**What you will do:** I would like each line of the data that holds the word "fraction" copied out.

**Input data:**
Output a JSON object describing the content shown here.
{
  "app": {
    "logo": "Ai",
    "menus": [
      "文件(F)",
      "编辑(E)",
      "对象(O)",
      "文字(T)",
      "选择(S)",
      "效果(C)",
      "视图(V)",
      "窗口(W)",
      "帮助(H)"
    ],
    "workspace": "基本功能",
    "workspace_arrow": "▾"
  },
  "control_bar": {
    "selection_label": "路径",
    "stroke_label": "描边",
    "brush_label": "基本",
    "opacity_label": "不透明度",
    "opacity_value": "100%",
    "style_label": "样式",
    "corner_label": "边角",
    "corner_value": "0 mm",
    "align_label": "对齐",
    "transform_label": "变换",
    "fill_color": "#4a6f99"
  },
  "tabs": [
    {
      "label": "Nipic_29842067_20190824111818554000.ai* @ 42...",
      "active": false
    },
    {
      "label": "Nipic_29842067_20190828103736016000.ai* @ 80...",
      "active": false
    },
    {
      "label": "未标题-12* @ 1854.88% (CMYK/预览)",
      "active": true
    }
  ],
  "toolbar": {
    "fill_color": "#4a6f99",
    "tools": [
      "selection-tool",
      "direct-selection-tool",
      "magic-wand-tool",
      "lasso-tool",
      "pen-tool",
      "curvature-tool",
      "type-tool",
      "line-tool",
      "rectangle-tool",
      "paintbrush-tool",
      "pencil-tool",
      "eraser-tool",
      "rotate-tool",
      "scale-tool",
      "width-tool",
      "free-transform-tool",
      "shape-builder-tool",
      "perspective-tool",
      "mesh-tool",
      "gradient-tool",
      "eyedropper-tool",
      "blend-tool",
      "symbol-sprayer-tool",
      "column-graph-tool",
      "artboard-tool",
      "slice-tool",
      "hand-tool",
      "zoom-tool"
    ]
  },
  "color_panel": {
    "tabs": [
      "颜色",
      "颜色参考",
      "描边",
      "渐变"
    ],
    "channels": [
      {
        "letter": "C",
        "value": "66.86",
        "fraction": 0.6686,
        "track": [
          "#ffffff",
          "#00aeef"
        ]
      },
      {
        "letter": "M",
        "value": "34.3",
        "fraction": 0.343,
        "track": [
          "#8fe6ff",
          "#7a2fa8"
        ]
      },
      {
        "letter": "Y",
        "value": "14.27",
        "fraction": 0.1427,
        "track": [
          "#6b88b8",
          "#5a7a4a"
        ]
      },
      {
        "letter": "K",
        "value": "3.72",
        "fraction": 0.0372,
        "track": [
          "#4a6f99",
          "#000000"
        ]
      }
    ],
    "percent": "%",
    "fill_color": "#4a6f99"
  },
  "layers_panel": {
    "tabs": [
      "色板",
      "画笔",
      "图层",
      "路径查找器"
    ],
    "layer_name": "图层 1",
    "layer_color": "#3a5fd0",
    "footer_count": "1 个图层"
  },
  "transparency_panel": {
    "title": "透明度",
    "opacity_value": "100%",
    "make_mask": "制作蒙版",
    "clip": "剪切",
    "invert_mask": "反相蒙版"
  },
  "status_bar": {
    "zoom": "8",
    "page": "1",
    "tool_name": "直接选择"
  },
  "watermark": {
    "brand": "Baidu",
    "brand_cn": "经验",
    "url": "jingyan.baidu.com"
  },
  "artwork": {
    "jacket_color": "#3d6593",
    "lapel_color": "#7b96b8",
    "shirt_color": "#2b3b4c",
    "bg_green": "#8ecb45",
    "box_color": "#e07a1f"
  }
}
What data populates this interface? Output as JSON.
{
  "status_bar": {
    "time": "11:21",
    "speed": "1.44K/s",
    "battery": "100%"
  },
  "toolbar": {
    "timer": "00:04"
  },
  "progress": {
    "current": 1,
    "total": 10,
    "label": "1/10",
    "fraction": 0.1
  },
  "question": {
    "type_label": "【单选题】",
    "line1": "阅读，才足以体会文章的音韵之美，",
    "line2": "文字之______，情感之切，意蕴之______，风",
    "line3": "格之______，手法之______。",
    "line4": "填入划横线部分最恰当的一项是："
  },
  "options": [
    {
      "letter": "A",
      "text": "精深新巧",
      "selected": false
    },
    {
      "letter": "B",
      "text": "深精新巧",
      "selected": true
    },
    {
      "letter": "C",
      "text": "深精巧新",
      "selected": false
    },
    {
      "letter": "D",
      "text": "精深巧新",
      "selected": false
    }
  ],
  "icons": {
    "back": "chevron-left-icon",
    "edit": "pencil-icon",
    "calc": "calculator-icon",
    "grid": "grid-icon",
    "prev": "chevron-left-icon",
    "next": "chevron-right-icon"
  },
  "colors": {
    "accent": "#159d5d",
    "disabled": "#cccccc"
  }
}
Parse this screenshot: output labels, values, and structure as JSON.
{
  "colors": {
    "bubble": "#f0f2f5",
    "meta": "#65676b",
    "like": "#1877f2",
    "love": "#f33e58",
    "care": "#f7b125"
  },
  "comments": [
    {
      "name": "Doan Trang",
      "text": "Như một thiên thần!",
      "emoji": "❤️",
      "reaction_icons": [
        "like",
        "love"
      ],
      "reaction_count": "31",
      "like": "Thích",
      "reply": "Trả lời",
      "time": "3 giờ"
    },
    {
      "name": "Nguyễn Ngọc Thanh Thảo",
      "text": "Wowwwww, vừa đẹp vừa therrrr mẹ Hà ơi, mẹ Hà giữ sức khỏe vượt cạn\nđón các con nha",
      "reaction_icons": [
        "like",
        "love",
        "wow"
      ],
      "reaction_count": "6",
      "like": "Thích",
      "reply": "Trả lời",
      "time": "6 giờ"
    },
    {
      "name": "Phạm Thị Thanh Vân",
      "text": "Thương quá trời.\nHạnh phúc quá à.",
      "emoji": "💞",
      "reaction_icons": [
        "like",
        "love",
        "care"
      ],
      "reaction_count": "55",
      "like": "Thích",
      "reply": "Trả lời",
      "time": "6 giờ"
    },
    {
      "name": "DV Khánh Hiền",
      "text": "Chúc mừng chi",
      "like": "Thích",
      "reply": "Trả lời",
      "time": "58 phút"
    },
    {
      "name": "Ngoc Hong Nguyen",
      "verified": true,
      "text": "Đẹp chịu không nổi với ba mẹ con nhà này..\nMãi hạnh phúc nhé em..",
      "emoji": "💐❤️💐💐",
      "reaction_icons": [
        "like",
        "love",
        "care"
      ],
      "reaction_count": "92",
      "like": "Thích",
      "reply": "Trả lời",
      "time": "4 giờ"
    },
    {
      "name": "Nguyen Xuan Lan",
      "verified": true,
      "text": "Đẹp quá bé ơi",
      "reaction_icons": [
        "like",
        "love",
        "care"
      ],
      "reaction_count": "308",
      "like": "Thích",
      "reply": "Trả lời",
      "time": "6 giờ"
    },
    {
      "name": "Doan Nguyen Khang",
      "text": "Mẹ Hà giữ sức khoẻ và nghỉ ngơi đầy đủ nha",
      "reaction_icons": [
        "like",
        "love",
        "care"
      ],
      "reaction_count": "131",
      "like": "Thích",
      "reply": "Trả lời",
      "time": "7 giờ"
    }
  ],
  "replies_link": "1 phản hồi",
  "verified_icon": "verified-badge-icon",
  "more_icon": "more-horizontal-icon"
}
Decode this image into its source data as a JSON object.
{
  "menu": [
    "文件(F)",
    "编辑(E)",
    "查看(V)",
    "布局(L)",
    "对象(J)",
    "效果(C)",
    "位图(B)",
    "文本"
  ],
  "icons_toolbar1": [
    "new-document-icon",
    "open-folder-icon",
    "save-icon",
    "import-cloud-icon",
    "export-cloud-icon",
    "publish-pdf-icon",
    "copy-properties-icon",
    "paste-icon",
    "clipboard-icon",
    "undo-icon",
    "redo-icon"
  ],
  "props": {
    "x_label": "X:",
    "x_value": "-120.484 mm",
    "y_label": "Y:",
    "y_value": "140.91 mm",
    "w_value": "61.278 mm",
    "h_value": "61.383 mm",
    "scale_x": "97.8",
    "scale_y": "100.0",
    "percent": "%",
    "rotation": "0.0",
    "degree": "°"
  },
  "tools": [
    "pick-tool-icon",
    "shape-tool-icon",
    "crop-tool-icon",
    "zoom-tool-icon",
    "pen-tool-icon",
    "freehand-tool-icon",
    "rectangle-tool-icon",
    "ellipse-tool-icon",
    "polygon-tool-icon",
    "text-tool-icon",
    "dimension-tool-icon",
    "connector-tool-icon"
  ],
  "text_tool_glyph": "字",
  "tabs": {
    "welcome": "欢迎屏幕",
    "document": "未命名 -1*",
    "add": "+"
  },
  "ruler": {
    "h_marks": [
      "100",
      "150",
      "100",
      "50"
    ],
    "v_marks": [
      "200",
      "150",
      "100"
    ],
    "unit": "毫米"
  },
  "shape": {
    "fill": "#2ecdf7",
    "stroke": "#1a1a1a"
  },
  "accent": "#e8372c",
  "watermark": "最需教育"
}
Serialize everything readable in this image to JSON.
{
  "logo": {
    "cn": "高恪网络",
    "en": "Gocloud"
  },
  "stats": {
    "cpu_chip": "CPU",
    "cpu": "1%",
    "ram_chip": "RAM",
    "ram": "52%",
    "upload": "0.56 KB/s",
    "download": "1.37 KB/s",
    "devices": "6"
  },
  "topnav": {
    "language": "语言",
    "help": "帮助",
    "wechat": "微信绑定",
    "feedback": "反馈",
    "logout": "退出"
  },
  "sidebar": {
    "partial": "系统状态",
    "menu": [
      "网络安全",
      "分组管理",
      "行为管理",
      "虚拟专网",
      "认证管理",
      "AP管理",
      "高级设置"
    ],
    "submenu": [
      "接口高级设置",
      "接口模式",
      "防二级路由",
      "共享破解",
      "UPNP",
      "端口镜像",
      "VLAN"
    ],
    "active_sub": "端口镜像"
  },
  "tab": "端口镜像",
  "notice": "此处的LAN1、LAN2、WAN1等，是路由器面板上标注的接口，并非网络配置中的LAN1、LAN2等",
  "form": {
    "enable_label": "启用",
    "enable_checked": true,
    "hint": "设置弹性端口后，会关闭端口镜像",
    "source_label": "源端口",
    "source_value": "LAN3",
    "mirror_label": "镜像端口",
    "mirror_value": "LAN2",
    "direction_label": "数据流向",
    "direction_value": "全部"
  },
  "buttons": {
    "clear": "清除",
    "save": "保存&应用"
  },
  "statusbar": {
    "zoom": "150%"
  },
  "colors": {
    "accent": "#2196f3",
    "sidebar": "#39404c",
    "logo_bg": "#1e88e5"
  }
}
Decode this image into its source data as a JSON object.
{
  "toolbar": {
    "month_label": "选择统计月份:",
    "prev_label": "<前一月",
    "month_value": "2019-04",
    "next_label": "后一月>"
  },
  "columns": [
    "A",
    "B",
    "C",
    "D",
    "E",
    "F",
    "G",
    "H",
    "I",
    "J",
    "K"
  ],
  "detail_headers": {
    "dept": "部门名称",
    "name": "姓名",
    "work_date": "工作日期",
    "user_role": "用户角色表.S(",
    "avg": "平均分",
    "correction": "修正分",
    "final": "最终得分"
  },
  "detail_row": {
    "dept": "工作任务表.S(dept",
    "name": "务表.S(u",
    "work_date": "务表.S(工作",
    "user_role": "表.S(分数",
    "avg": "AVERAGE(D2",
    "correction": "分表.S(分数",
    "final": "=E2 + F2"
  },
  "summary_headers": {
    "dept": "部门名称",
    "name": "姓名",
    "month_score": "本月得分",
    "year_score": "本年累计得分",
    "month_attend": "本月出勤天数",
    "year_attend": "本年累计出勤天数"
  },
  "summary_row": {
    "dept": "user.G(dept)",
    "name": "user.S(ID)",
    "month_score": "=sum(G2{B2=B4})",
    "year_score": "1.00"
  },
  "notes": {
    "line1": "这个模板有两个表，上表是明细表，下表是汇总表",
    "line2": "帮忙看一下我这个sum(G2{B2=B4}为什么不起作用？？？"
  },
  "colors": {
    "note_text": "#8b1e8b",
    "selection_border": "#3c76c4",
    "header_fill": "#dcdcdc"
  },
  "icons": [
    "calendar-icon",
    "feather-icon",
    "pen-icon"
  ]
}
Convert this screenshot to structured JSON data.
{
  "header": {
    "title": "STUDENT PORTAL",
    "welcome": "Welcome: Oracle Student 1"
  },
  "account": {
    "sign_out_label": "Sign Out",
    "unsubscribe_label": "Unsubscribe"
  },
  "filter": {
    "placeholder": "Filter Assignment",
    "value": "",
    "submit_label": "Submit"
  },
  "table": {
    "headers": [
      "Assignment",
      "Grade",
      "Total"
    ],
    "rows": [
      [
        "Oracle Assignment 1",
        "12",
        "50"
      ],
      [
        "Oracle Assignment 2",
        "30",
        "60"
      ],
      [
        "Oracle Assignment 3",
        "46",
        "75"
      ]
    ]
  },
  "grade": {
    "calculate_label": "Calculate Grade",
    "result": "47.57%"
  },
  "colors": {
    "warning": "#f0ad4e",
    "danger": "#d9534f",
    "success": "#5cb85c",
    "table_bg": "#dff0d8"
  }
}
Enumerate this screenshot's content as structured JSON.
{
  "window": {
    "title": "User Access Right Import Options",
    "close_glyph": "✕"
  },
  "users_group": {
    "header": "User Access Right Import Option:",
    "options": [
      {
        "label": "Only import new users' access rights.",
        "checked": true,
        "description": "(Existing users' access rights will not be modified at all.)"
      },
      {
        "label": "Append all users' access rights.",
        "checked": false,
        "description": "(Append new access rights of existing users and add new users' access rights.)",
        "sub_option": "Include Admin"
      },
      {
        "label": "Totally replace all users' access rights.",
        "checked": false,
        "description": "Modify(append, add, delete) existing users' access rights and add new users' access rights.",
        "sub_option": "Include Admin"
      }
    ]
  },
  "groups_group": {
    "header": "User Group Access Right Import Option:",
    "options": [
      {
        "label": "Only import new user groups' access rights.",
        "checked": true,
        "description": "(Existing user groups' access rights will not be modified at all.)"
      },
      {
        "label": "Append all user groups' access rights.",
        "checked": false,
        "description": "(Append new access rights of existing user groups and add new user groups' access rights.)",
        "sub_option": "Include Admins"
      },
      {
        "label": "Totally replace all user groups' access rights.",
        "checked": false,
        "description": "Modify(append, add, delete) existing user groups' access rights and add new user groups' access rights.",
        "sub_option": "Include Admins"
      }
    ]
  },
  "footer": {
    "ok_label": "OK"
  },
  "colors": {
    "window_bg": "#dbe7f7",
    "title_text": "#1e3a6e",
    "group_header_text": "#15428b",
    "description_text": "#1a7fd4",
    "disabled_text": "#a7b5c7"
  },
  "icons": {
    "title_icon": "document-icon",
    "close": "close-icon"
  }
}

**Reply:**
        "fraction": 0.6686,
        "fraction": 0.343,
        "fraction": 0.1427,
        "fraction": 0.0372,
    "fraction": 0.1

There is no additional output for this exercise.